    At the mo, I’m taking part in a challenge on another forum to get rid of 100 things in May. Am up to 45 so far, although some of them are collective items such as a handful of dried-up pens. I’ve harvested all the low-hanging fruit and am now having to think really hard about my stuff. I’m finally ready to part with an item of clothing that’s older than I am (parents bought it when they were courting). Sentimental, much? You betcha. But I haven’t worn it in about 20 years and realistically won’t wear it again, so might as well grit my teeth and release it to the thrift store where hopefully it’ll make somone’s day. It feels soooo good to let stuff go.

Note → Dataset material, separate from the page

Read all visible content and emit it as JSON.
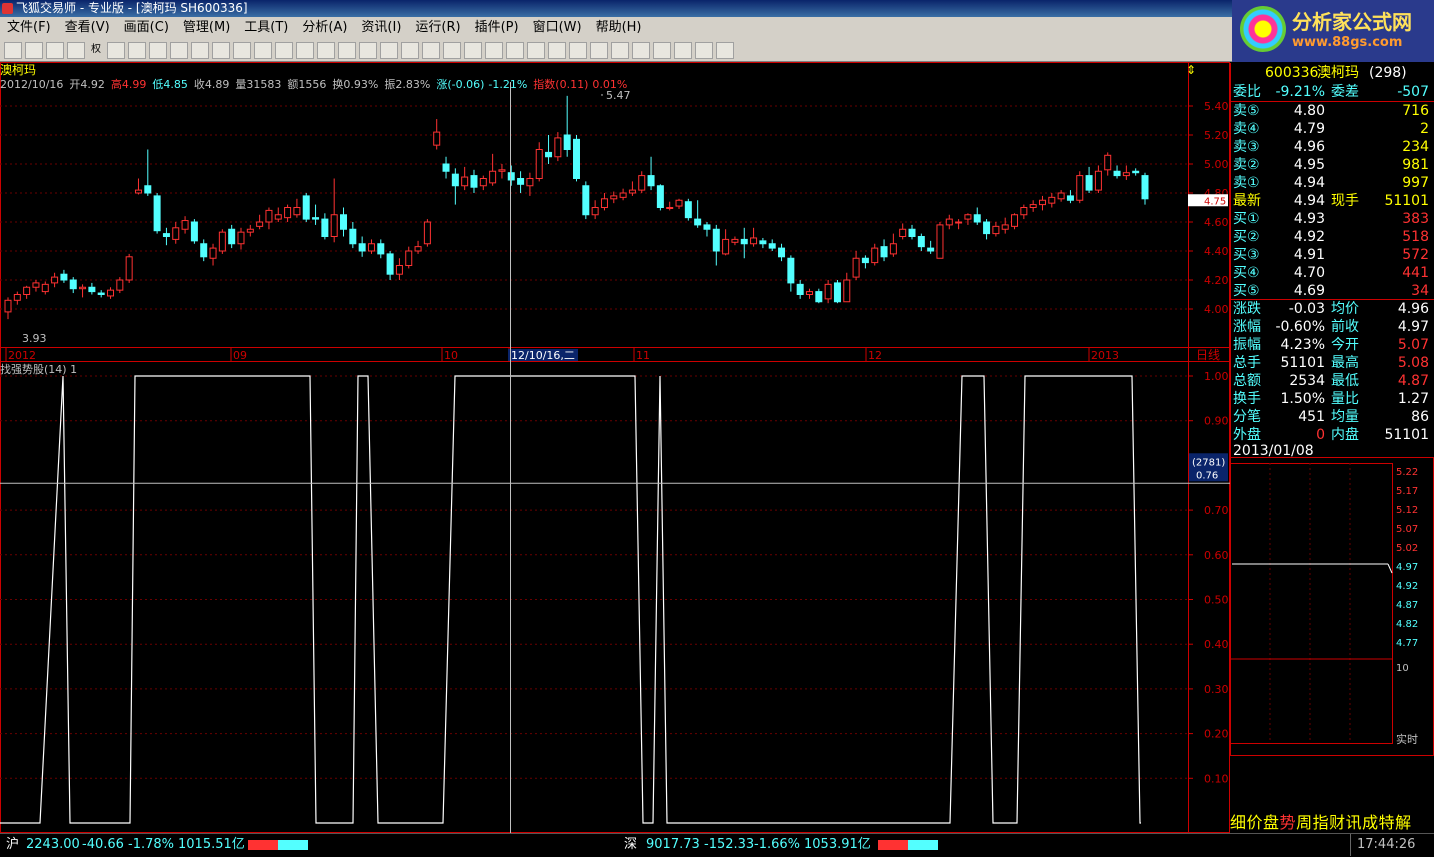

    • Well done GreyQueen. I am glad that you are now stretching yourself in the way of harder decision making over clutter. It is good to exercise that muscle on a regular basis. Even though I always say start with the easy stuff at some point you are going to deal with things that take a little more thinking about. So good for you.

  12. Colleen, I love these questions.

    I feel so good now all my stuff is in that fleamarket-shop, I think, I won’t bring the remainders home again but straight to the thrift store. It feels so much nicer here, when the shelves are empty.

    • Good for you Sanna. Sometimes we can get a little too bogged down in trying to recoup some cash for our stuff and it just makes the decluttering process more drawn out. Giving it one chance at the flea-market shop and then passing it on to charity is a good idea. i have a few things that I have tried twice to sell on ebay and they are still sitting in a cupboard. Some of it is stuff I never even paid much for secondhand in the first place. What a waste of space, time to get it out of here.

  13. Gail, you are so right about a friend being willing to say “no” to more of your items than you would.

    Years ago my friend Maureen helped me declutter my basement. I had a houseful of kids in a small home and the basement was the dumping ground for clutter. I remember her holding up an item with one of those quizzical looks on her face, which prompted my sheepish reply, “Ummm… I was going to take that to consignment.” Whereupon my dear friend said firmly, “Oh, NO. They won’t take stuff like THAT.”

    With her help, I filled something like sixteen large black trash bags full of stuff for charity.

    I’ve never forgotten the kindness she did for me and always feel a warm rush of gratitude whenever this comes to mind.

  14. I’m in a pretty bad situation lately and have still a lot of stuff. I’m planning my way out of here (probably after two years, 🙁 can’t get out of it quicker) by going through my stuff. When I’m (finally) free, I want to grab my belongings, put them in a large kipling, a sports bag and my purse and get the hell out of here.

    Paper is going to go digital, perhaps I save some photographs (or I will scan them) and put them in a little photo album and a few of my schoolbooks (quite expensive and I use most of them quite regularly).

    By every item that is non-consumable, I ask myself wheter or not it is tying me in my bad situation. If it is, it has got to go. I only keep items that are going me to help me in my new life (my sewing kit). For consumables (make up, etc.) I try to use them up, and not re-buy it. Who needs 10 lipbalms anyway?

    Every item that goes away, is like one step closer to freedom 🙂 Ah well, we can’t experience the highlights of our lifes if we don’t experience the lowlights.